When an embassy from Rome reported the death of Clement II to Emperor Henry III
and asked him to name a new pope, the Emperor did not reply at once. A
conscientious man, he asked the advice of Wazo, bishop of Liege. Wazo, after
mature deliberation, informed the Emperor that Gregory VI should be sent back to
Rome. But Wazo's reflection was a little too mature. Henry had grown impatient,
and by the time Wazo's answer reached him, he had already made his choice.
The Romans had asked for Halinard, bishop of Lyons, but Halinard would not hear
of becoming pope. Henry then named the Bavarian Poppo, bishop of Brixen. It was
one thing for the Emperor in far-off Saxony to name Poppo as the next pope. It
was something else to get him seated on the papal throne in St. Peter's. That
throne was once more occupied by ex-Pope Benedict IX!
After Clement's death, Benedict, by judicious spending, had gained enough
supporters in Rome to make a comeback, and he was also backed by Boniface, the
powerful marquis of Tuscany. Henry was detained in Germany, but he ordered
Marquis Boniface to escort Poppo to Rome and see to it that he was enthroned in
St. Peter's. Boniface dared not disobey openly. He simply told Poppo that
Benedict now had full control over the city, and that now a poor old man, he did
not feel equal to the task of dislodging the ex-pope. Back went Poppo to Henry
with this disheartening message. Henry, not unnaturally, was furious. He sent
Poppo right back to the reluctant marquis with an order to get Benedict out of
Rome and install Poppo or face trouble. This time Boniface's age did not
interfere with his obedience. He promptly ousted ex-Pope Benedict and finally on
July 17, 1048, Poppo was enthroned as Pope Damasus II. Damasus had no chance to
show what he could do as pope. July is a hot month in Rome and was probably too
hot for the Bavarian pope.
Though he quickly got out of Rome and retired to rural Palestrina, he was soon a

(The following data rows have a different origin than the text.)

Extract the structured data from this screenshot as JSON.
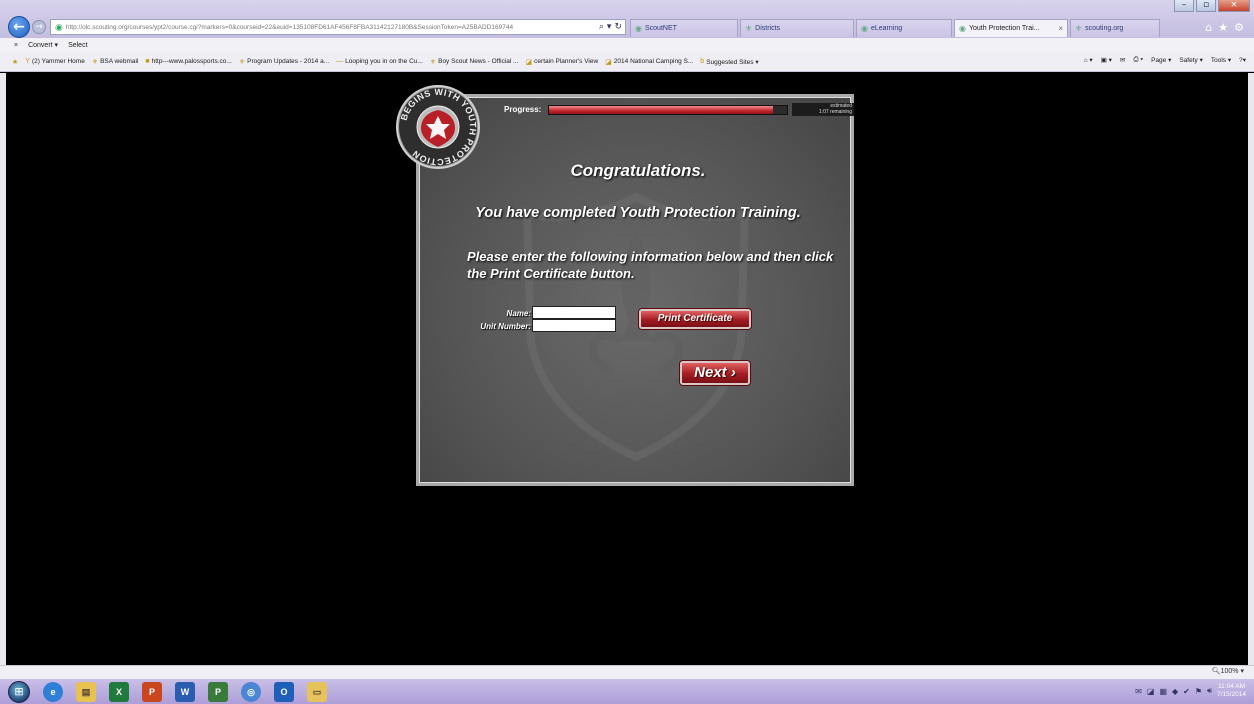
{
  "browser": {
    "address_url": "http://olc.scouting.org/courses/ypt2/course.cgi?markers=0&courseid=22&euid=135108FD61AF456F8FBA31142127180B&SessionToken=A25BADD169744",
    "tabs": [
      {
        "label": "ScoutNET",
        "active": false
      },
      {
        "label": "Districts",
        "active": false
      },
      {
        "label": "eLearning",
        "active": false
      },
      {
        "label": "Youth Protection Trai...",
        "active": true
      },
      {
        "label": "scouting.org",
        "active": false
      }
    ],
    "command_bar": {
      "close": "×",
      "convert": "Convert ▾",
      "select": "Select"
    },
    "favorites": [
      {
        "icon": "yammer-icon",
        "label": "(2) Yammer Home"
      },
      {
        "icon": "bsa-icon",
        "label": "BSA webmail"
      },
      {
        "icon": "site-icon",
        "label": "http---www.palossports.co..."
      },
      {
        "icon": "bsa-icon",
        "label": "Program Updates - 2014 a..."
      },
      {
        "icon": "dash-icon",
        "label": "Looping you in on the Cu..."
      },
      {
        "icon": "bsa-icon",
        "label": "Boy Scout News - Official ..."
      },
      {
        "icon": "site-icon",
        "label": "certain Planner's View"
      },
      {
        "icon": "site-icon",
        "label": "2014 National Camping S..."
      },
      {
        "icon": "bing-icon",
        "label": "Suggested Sites ▾"
      }
    ],
    "tools_menu": [
      "Page ▾",
      "Safety ▾",
      "Tools ▾"
    ],
    "zoom": "100%"
  },
  "course": {
    "progress_label": "Progress:",
    "progress_fraction": 0.94,
    "estimate_line1": "estimated",
    "estimate_line2": "1:07 remaining",
    "badge_text": "BEGINS WITH YOUTH PROTECTION",
    "heading": "Congratulations.",
    "completed_text": "You have completed Youth Protection Training.",
    "instructions": "Please enter the following information below and then click the Print Certificate button.",
    "name_label": "Name:",
    "name_value": "",
    "unit_label": "Unit Number:",
    "unit_value": "",
    "print_button": "Print Certificate",
    "next_button": "Next ›",
    "accent_color": "#a41c22"
  },
  "taskbar": {
    "apps": [
      {
        "name": "ie",
        "label": "e"
      },
      {
        "name": "explorer",
        "label": "▤"
      },
      {
        "name": "excel",
        "label": "X"
      },
      {
        "name": "powerpoint",
        "label": "P"
      },
      {
        "name": "word",
        "label": "W"
      },
      {
        "name": "project",
        "label": "P"
      },
      {
        "name": "lync",
        "label": "◎"
      },
      {
        "name": "outlook",
        "label": "O"
      },
      {
        "name": "folder",
        "label": "▭"
      }
    ],
    "time": "11:04 AM",
    "date": "7/15/2014"
  }
}
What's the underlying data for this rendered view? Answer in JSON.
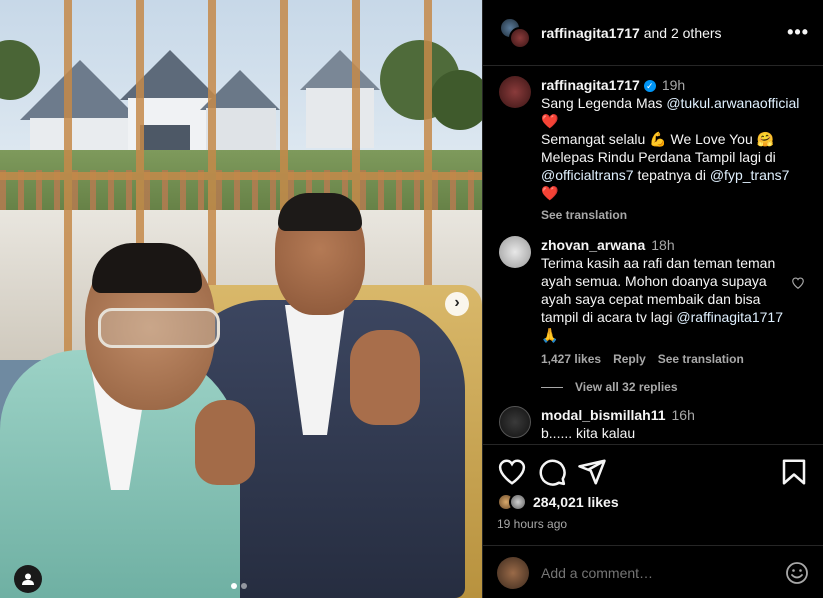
{
  "header": {
    "username": "raffinagita1717",
    "others": "and 2 others"
  },
  "comments": [
    {
      "username": "raffinagita1717",
      "verified": true,
      "time": "19h",
      "lines": [
        {
          "pre": "Sang Legenda Mas ",
          "mention": "@tukul.arwanaofficial",
          "post": ""
        },
        {
          "pre": "❤️",
          "mention": "",
          "post": ""
        },
        {
          "pre": "Semangat selalu 💪 We Love You 🤗",
          "mention": "",
          "post": ""
        },
        {
          "pre": "Melepas Rindu Perdana Tampil lagi di",
          "mention": "",
          "post": ""
        },
        {
          "pre": "",
          "mention": "@officialtrans7",
          "post": " tepatnya di "
        },
        {
          "pre": "❤️",
          "mention": "",
          "post": ""
        }
      ],
      "mention_tail": "@fyp_trans7",
      "see_translation": "See translation"
    },
    {
      "username": "zhovan_arwana",
      "time": "18h",
      "text": "Terima kasih aa rafi dan teman teman ayah semua. Mohon doanya supaya ayah saya cepat membaik dan bisa tampil di acara tv lagi",
      "mention": "@raffinagita1717",
      "tail": " 🙏",
      "likes": "1,427 likes",
      "reply": "Reply",
      "see_translation": "See translation",
      "view_replies": "View all 32 replies"
    },
    {
      "username": "modal_bismillah11",
      "time": "16h",
      "text": "b...... kita kalau"
    }
  ],
  "actions": {
    "likes": "284,021 likes",
    "ago": "19 hours ago"
  },
  "add_comment": {
    "placeholder": "Add a comment…"
  },
  "colors": {
    "accent": "#0095f6",
    "heart": "#ed4956"
  }
}
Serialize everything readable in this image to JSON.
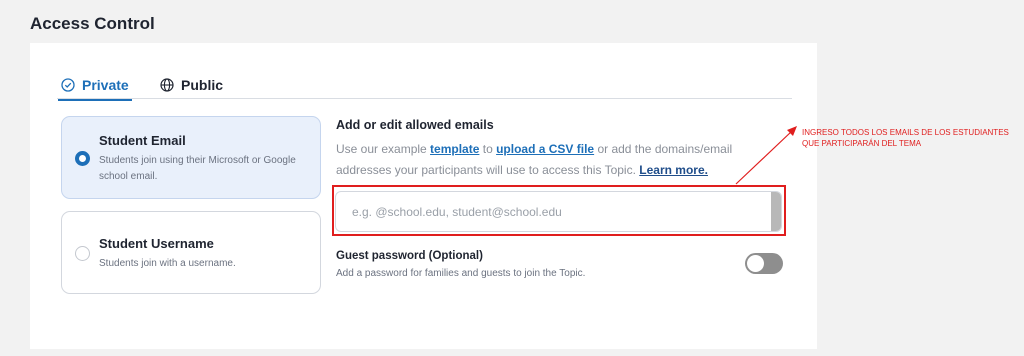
{
  "page": {
    "title": "Access Control"
  },
  "tabs": [
    {
      "label": "Private",
      "icon": "shield-check-icon",
      "active": true
    },
    {
      "label": "Public",
      "icon": "globe-icon",
      "active": false
    }
  ],
  "options": {
    "student_email": {
      "title": "Student Email",
      "description": "Students join using their Microsoft or Google school email.",
      "selected": true
    },
    "student_username": {
      "title": "Student Username",
      "description": "Students join with a username.",
      "selected": false
    }
  },
  "emails": {
    "heading": "Add or edit allowed emails",
    "desc_part1": "Use our example ",
    "template_link": "template",
    "desc_part2": " to ",
    "csv_link": "upload a CSV file",
    "desc_part3": " or add the domains/email addresses your participants will use to access this Topic. ",
    "learn_more": "Learn more.",
    "placeholder": "e.g. @school.edu, student@school.edu",
    "value": ""
  },
  "guest": {
    "title": "Guest password (Optional)",
    "description": "Add a password for families and guests to join the Topic.",
    "enabled": false
  },
  "annotation": {
    "text": "INGRESO TODOS LOS EMAILS DE LOS ESTUDIANTES QUE PARTICIPARÁN DEL TEMA",
    "color": "#e01e1e"
  },
  "colors": {
    "accent": "#1d6fb8",
    "selected_bg": "#e9f0fb",
    "annotation": "#e01e1e"
  }
}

very sick man. By August 9, Damasus II was dead. He was buried in the Church of
Excerpted from "Popes
Through the Ages" by Joseph Brusher, S.J.